[Opening RECORDS FOR PROCESSING section]

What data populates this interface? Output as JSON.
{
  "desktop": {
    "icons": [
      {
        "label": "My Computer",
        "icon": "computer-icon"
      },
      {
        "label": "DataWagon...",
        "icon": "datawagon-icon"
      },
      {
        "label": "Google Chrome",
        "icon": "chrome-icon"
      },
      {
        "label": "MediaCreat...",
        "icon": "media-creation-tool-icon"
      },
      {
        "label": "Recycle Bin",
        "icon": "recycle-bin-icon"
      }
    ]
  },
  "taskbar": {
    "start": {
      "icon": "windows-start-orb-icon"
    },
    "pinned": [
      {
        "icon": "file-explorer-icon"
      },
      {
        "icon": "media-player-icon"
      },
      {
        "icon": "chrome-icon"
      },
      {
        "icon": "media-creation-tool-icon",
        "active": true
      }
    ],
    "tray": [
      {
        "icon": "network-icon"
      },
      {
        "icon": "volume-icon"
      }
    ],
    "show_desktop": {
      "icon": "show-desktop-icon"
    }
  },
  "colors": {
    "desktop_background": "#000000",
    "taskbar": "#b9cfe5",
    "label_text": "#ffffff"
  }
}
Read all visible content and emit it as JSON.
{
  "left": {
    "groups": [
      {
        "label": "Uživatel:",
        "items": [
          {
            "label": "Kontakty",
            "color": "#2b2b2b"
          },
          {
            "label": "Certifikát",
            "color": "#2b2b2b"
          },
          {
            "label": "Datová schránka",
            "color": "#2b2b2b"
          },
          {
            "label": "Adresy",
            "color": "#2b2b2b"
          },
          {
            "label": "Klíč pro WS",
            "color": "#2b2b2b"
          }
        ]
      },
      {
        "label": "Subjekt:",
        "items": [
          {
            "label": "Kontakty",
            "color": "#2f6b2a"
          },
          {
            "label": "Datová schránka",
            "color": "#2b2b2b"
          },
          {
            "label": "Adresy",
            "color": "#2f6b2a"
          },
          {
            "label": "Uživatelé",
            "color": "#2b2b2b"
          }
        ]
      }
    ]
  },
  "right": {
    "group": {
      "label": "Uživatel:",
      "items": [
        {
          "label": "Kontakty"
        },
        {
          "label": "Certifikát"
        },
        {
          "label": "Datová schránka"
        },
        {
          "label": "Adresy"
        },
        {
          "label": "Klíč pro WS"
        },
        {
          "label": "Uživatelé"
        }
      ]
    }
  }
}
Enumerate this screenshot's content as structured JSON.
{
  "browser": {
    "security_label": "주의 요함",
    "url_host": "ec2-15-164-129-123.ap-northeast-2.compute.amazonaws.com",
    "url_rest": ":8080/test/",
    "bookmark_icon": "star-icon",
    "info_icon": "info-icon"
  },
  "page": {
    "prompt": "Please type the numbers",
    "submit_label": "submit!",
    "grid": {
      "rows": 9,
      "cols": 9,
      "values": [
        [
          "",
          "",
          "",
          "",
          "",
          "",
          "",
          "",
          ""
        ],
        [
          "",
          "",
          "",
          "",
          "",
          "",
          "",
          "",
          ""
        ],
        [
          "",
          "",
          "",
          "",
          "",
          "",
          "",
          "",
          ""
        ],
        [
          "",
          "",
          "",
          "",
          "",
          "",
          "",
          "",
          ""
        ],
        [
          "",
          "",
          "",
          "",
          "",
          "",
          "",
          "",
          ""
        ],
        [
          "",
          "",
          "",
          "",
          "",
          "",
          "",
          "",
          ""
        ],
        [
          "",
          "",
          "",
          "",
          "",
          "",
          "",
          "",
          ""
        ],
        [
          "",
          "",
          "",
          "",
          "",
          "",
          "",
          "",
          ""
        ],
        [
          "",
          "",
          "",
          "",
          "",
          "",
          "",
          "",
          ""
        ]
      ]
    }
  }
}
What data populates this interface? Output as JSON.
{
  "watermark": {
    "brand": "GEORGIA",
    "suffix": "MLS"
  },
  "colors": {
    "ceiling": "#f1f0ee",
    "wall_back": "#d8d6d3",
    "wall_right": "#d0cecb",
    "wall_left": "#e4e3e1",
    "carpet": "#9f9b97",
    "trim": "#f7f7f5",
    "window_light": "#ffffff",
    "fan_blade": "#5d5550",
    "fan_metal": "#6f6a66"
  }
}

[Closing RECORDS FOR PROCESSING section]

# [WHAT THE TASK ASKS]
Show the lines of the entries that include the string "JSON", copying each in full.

# [ANSWER TO THIS TASK]
What data populates this interface? Output as JSON.
Read all visible content and emit it as JSON.
Enumerate this screenshot's content as structured JSON.
What data populates this interface? Output as JSON.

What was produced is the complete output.